BEGIN DATA SUPPLIED
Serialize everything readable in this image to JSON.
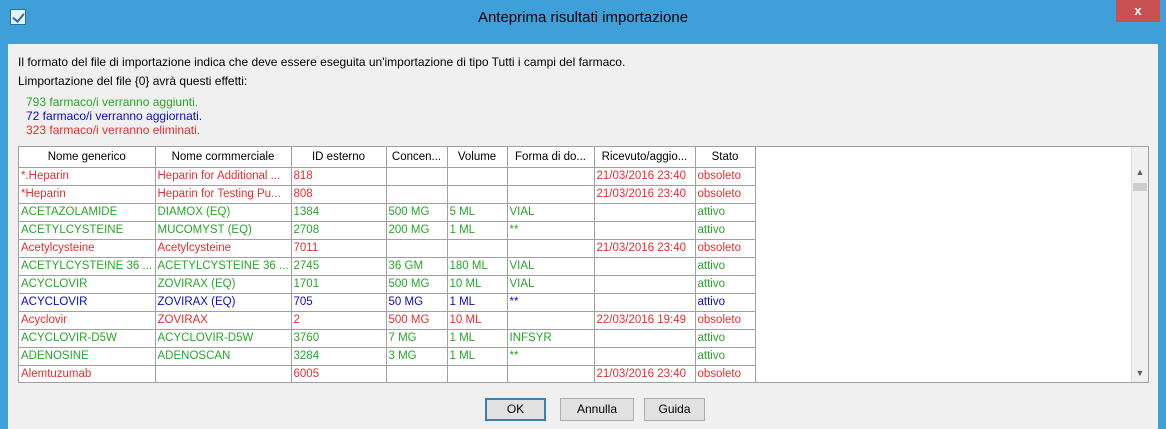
{
  "window": {
    "title": "Anteprima risultati importazione",
    "close_label": "x"
  },
  "messages": {
    "format_info": "Il formato del file di importazione indica che deve essere eseguita un'importazione di tipo Tutti i campi del farmaco.",
    "effects_intro": "Limportazione del file {0} avrà questi effetti:",
    "added": "793 farmaco/i verranno aggiunti.",
    "updated": "72 farmaco/i verranno aggiornati.",
    "deleted": "323 farmaco/i verranno eliminati."
  },
  "colors": {
    "added": "#2aa52a",
    "updated": "#0b0bc8",
    "deleted": "#e23030",
    "title_bar": "#3fa0d9",
    "close_button": "#c75050"
  },
  "grid": {
    "columns": [
      "Nome generico",
      "Nome cormmerciale",
      "ID esterno",
      "Concen...",
      "Volume",
      "Forma di do...",
      "Ricevuto/aggio...",
      "Stato"
    ],
    "rows": [
      {
        "state": "deleted",
        "cells": [
          "*.Heparin",
          "Heparin for Additional ...",
          "818",
          "",
          "",
          "",
          "21/03/2016 23:40",
          "obsoleto"
        ]
      },
      {
        "state": "deleted",
        "cells": [
          "*Heparin",
          "Heparin for Testing Pu...",
          "808",
          "",
          "",
          "",
          "21/03/2016 23:40",
          "obsoleto"
        ]
      },
      {
        "state": "added",
        "cells": [
          "ACETAZOLAMIDE",
          "DIAMOX (EQ)",
          "1384",
          "500 MG",
          "5 ML",
          "VIAL",
          "",
          "attivo"
        ]
      },
      {
        "state": "added",
        "cells": [
          "ACETYLCYSTEINE",
          "MUCOMYST (EQ)",
          "2708",
          "200 MG",
          "1 ML",
          "**",
          "",
          "attivo"
        ]
      },
      {
        "state": "deleted",
        "cells": [
          "Acetylcysteine",
          "Acetylcysteine",
          "7011",
          "",
          "",
          "",
          "21/03/2016 23:40",
          "obsoleto"
        ]
      },
      {
        "state": "added",
        "cells": [
          "ACETYLCYSTEINE 36 ...",
          "ACETYLCYSTEINE 36 ...",
          "2745",
          "36 GM",
          "180 ML",
          "VIAL",
          "",
          "attivo"
        ]
      },
      {
        "state": "added",
        "cells": [
          "ACYCLOVIR",
          "ZOVIRAX (EQ)",
          "1701",
          "500 MG",
          "10 ML",
          "VIAL",
          "",
          "attivo"
        ]
      },
      {
        "state": "updated",
        "cells": [
          "ACYCLOVIR",
          "ZOVIRAX (EQ)",
          "705",
          "50 MG",
          "1 ML",
          "**",
          "",
          "attivo"
        ]
      },
      {
        "state": "deleted",
        "cells": [
          "Acyclovir",
          "ZOVIRAX",
          "2",
          "500 MG",
          "10 ML",
          "",
          "22/03/2016 19:49",
          "obsoleto"
        ]
      },
      {
        "state": "added",
        "cells": [
          "ACYCLOVIR-D5W",
          "ACYCLOVIR-D5W",
          "3760",
          "7 MG",
          "1 ML",
          "INFSYR",
          "",
          "attivo"
        ]
      },
      {
        "state": "added",
        "cells": [
          "ADENOSINE",
          "ADENOSCAN",
          "3284",
          "3 MG",
          "1 ML",
          "**",
          "",
          "attivo"
        ]
      },
      {
        "state": "deleted",
        "cells": [
          "Alemtuzumab",
          "",
          "6005",
          "",
          "",
          "",
          "21/03/2016 23:40",
          "obsoleto"
        ]
      }
    ]
  },
  "scrollbar": {
    "up_icon": "chevron-up-icon",
    "down_icon": "chevron-down-icon"
  },
  "buttons": {
    "ok": "OK",
    "cancel": "Annulla",
    "help": "Guida"
  }
}
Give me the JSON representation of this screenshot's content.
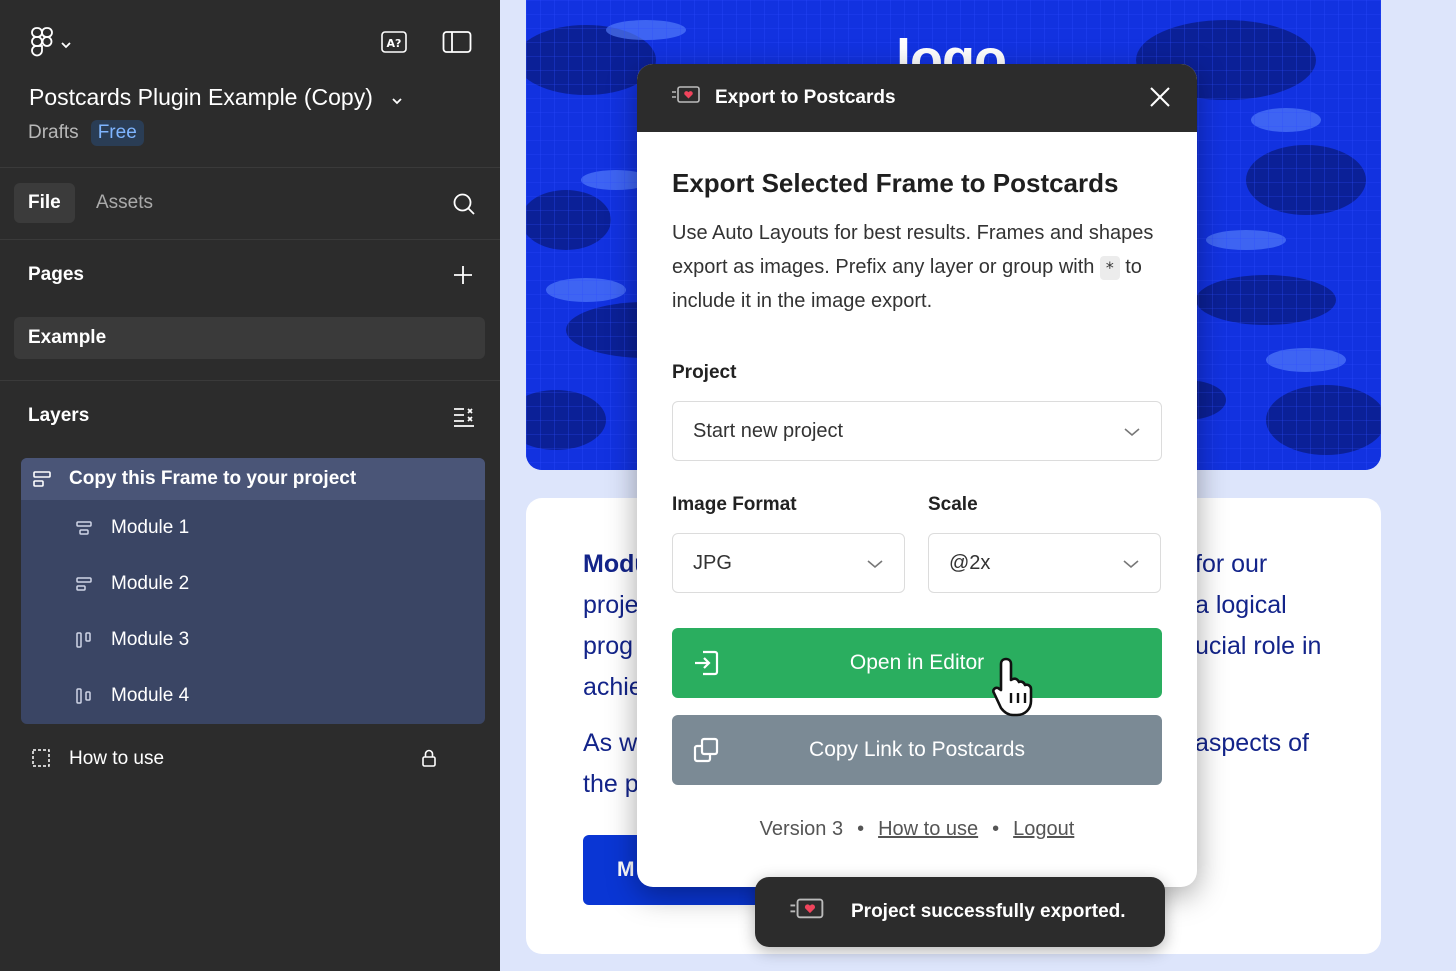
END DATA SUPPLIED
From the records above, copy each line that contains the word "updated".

    "updated": "72 farmaco/i verranno aggiornati.",
    "updated": "#0b0bc8",
        "state": "updated",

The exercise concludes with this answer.